Rochester, New York, which accountants shall furnish to each party hereto a certificate
setting forth only their findings as to the completeness and accuracy, or the extent and
nature of any inaccuracy, of said records, accounts, and statements.
Normally if royalty payments are to be paid on final inventory, the definition of
Net Selling Price should require an accounting of Licensed Ink Jet Printers in final
inventory and the Royalties article should specify the royalty thereon.
ARTICLE 6. TERMINATION
A. Unless, and except to the extent, sooner terminated in accordance with Article 6B, or by
written agreement of the parties, the licenses granted herein shall continue in force until expiration
of the last licensed patent licensed under Article 1A or 1B.
B. In the event BLACK AND WHITE PRINT has not made royalty payments for three
consecutive calendar half-years, Article 5A., COLOR PRINT shall have the option to terminate this
agreement on notice to BLACK AND WHITE PRINT, except that the license granted under Article
1B. shall survive such termination. The termination of this agreement under Articles 1A or 1B
shall not relieve BLACK AND WHITE PRINT of its obligations to submit statements, permit
audits and pay any sums of money due and payable or accrued hereunder.
Generally a license expires with the last patent and the agreement effectively continues
until all royalty statements and accrued royalty payments have been made and the licensor has had
the agreed opportunity to audit the royalty records of the licensee.
ARTICLE 7. COMMUNICATIONS
Any notice, statement, other communication, or payment hereunder shall be in writing, and any
such communication and any payment hereunder shall be sent to the person who signed the
Agreement at the address stated at the beginning of this Agreement or as changed by written notice.
Any such notice, statement, other communication, or payment shall be effective as of the date
received, unless sent by registered or certified mail, in which case it shall be effective as of the date
mailed, as evidenced by a postal document received at the time of such registration or certification.
ARTICLE 8, SEVERABILITY
If any term of this Agreement is held invalid or unenforceable for any reason, the remainder of the
provisions will continue in effect as if this Agreement had been executed with the invalid portion

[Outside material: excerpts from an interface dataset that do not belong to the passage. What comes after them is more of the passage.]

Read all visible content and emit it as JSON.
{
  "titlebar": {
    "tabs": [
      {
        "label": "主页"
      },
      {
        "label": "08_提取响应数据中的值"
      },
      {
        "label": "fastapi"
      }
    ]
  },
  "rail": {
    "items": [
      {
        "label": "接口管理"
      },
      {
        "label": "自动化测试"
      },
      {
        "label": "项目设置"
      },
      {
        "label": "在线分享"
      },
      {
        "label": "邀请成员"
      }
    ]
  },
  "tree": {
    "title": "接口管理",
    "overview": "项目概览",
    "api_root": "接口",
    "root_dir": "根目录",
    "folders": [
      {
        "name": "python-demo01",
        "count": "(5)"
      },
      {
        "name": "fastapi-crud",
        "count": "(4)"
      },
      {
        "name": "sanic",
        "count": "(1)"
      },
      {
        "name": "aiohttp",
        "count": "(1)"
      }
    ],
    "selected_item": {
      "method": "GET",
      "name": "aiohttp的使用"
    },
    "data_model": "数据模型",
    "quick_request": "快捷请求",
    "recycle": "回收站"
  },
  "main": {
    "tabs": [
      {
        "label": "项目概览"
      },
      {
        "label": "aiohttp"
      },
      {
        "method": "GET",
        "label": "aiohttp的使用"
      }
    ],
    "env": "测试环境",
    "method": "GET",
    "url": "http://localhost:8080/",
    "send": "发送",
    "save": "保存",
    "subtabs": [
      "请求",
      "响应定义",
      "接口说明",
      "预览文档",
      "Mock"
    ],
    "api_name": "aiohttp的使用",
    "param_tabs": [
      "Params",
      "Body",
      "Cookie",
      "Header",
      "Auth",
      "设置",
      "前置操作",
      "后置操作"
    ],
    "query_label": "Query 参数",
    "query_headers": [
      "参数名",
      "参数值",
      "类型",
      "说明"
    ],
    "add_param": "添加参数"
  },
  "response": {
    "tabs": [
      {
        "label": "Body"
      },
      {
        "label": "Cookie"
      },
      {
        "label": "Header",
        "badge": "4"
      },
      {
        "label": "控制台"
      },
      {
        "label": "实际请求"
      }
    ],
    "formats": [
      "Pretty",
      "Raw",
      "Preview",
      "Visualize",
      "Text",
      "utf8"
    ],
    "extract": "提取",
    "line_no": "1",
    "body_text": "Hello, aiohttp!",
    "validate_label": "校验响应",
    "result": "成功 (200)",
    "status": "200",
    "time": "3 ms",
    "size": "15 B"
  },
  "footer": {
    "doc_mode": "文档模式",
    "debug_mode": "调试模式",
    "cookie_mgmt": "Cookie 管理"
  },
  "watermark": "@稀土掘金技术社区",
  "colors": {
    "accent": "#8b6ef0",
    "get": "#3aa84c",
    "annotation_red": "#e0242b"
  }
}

If a court of competent jurisdiction finds any provision of this Agreement unlawful or
unenforceable, that provision will be enforced to the maximum extent permissible so as to effect the
intent of the parties, and the remainder of this Agreement will continue in full force and effect.
ARTICLE 9. APPLICABLE LAW
This Agreement shall be construed and interpreted under and in accordance with the laws of the State
of New York, United States of America.
It is appropriate to establish the jurisdiction applicable law, as in the clause:
COMMENT: Dispute Provision
The present agreement does not have a Disputes clause. Under this Agreement the parties,
in event of a dispute, would have to sue in a court having competent jurisdiction, unless they can
mutually agree to use some method of alternative dispute resolution.
A Disputes clause may set forth a procedure to be used by the parties before litigation.
This clause may also specify that arbitration must be used instead of litigation in any court of law.
COMMENT: Warranty Provisions
There is no need for a Warranty provision in this agreement. However, if a warranty is
needed, it should be in the body of the agreement. For example, if there is some question about
ownership of a patent or sublicensing rights, then a warranty would be appropriate.
When a payment covers past infringement, a warranty clause should establish, as a
condition precedent, the exact extent of past infringement including dates, models, prices, and
quantities, or use.